Assignment:
Output each entry verbatim. Leave the images out.

Exercise input:
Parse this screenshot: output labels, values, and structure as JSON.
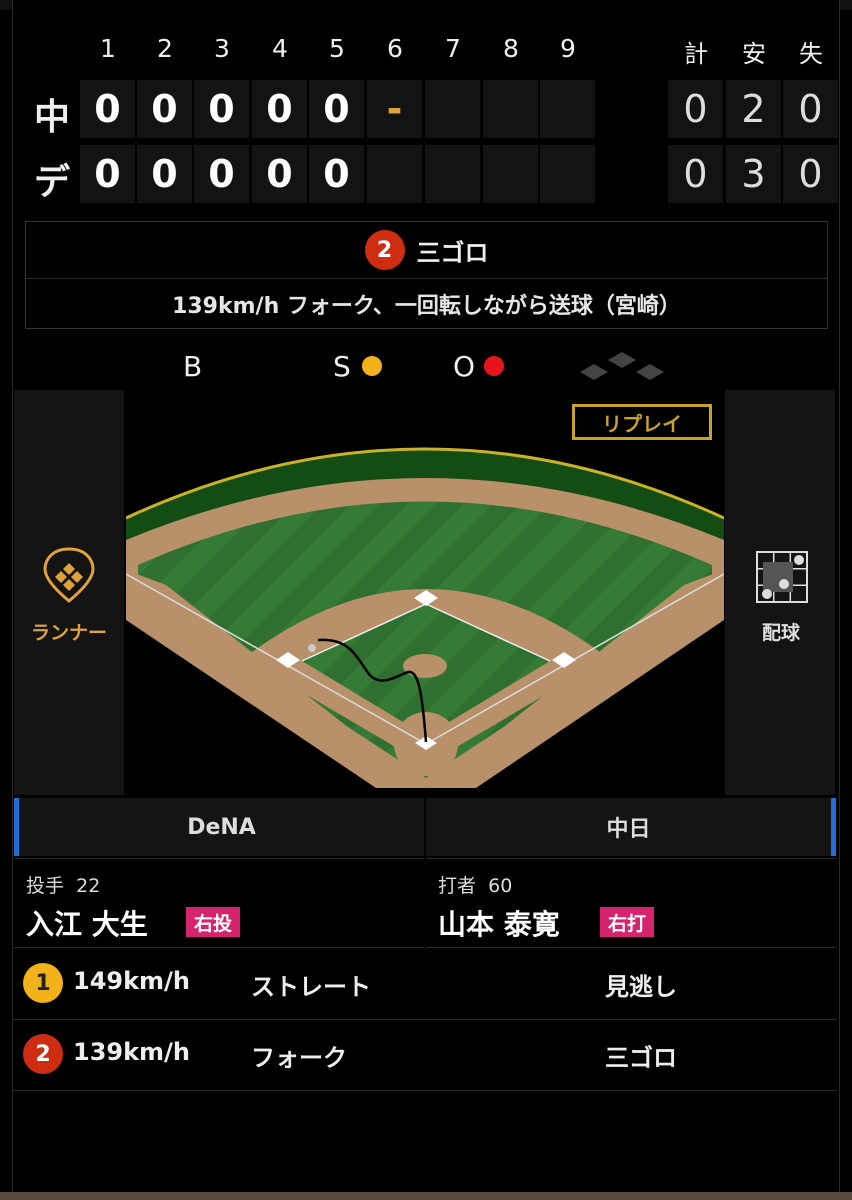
{
  "innings": [
    "1",
    "2",
    "3",
    "4",
    "5",
    "6",
    "7",
    "8",
    "9"
  ],
  "rhe_headers": [
    "計",
    "安",
    "失"
  ],
  "teams": [
    {
      "abbr": "中",
      "scores": [
        "0",
        "0",
        "0",
        "0",
        "0",
        "-",
        "",
        "",
        ""
      ],
      "rhe": [
        "0",
        "2",
        "0"
      ]
    },
    {
      "abbr": "デ",
      "scores": [
        "0",
        "0",
        "0",
        "0",
        "0",
        "",
        "",
        "",
        ""
      ],
      "rhe": [
        "0",
        "3",
        "0"
      ]
    }
  ],
  "play": {
    "pitch_no": "2",
    "result": "三ゴロ",
    "detail": "139km/h フォーク、一回転しながら送球（宮崎）"
  },
  "count": {
    "b_label": "B",
    "s_label": "S",
    "o_label": "O",
    "balls": 0,
    "strikes": 1,
    "outs": 1,
    "strike_color": "#f2b31a",
    "out_color": "#e8141c"
  },
  "field": {
    "replay_label": "リプレイ"
  },
  "side": {
    "runner_label": "ランナー",
    "pitch_chart_label": "配球",
    "runner_color": "#e0a23a"
  },
  "tabs": {
    "home": "DeNA",
    "away": "中日"
  },
  "pitcher": {
    "role": "投手",
    "number": "22",
    "name": "入江 大生",
    "hand": "右投"
  },
  "batter": {
    "role": "打者",
    "number": "60",
    "name": "山本 泰寛",
    "hand": "右打"
  },
  "pitches": [
    {
      "no": "1",
      "speed": "149km/h",
      "type": "ストレート",
      "result": "見逃し",
      "color": "yellow"
    },
    {
      "no": "2",
      "speed": "139km/h",
      "type": "フォーク",
      "result": "三ゴロ",
      "color": "red"
    }
  ]
}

Answer to this problem:
Parse this screenshot: output labels, values, and structure as JSON.
{
  "innings": [
    "1",
    "2",
    "3",
    "4",
    "5",
    "6",
    "7",
    "8",
    "9"
  ],
  "rhe_headers": [
    "計",
    "安",
    "失"
  ],
  "teams": [
    {
      "abbr": "中",
      "scores": [
        "0",
        "0",
        "0",
        "0",
        "0",
        "-",
        "",
        "",
        ""
      ],
      "rhe": [
        "0",
        "2",
        "0"
      ]
    },
    {
      "abbr": "デ",
      "scores": [
        "0",
        "0",
        "0",
        "0",
        "0",
        "",
        "",
        "",
        ""
      ],
      "rhe": [
        "0",
        "3",
        "0"
      ]
    }
  ],
  "play": {
    "pitch_no": "2",
    "result": "三ゴロ",
    "detail": "139km/h フォーク、一回転しながら送球（宮崎）"
  },
  "count": {
    "b_label": "B",
    "s_label": "S",
    "o_label": "O",
    "balls": 0,
    "strikes": 1,
    "outs": 1,
    "strike_color": "#f2b31a",
    "out_color": "#e8141c"
  },
  "field": {
    "replay_label": "リプレイ"
  },
  "side": {
    "runner_label": "ランナー",
    "pitch_chart_label": "配球",
    "runner_color": "#e0a23a"
  },
  "tabs": {
    "home": "DeNA",
    "away": "中日"
  },
  "pitcher": {
    "role": "投手",
    "number": "22",
    "name": "入江 大生",
    "hand": "右投"
  },
  "batter": {
    "role": "打者",
    "number": "60",
    "name": "山本 泰寛",
    "hand": "右打"
  },
  "pitches": [
    {
      "no": "1",
      "speed": "149km/h",
      "type": "ストレート",
      "result": "見逃し",
      "color": "yellow"
    },
    {
      "no": "2",
      "speed": "139km/h",
      "type": "フォーク",
      "result": "三ゴロ",
      "color": "red"
    }
  ]
}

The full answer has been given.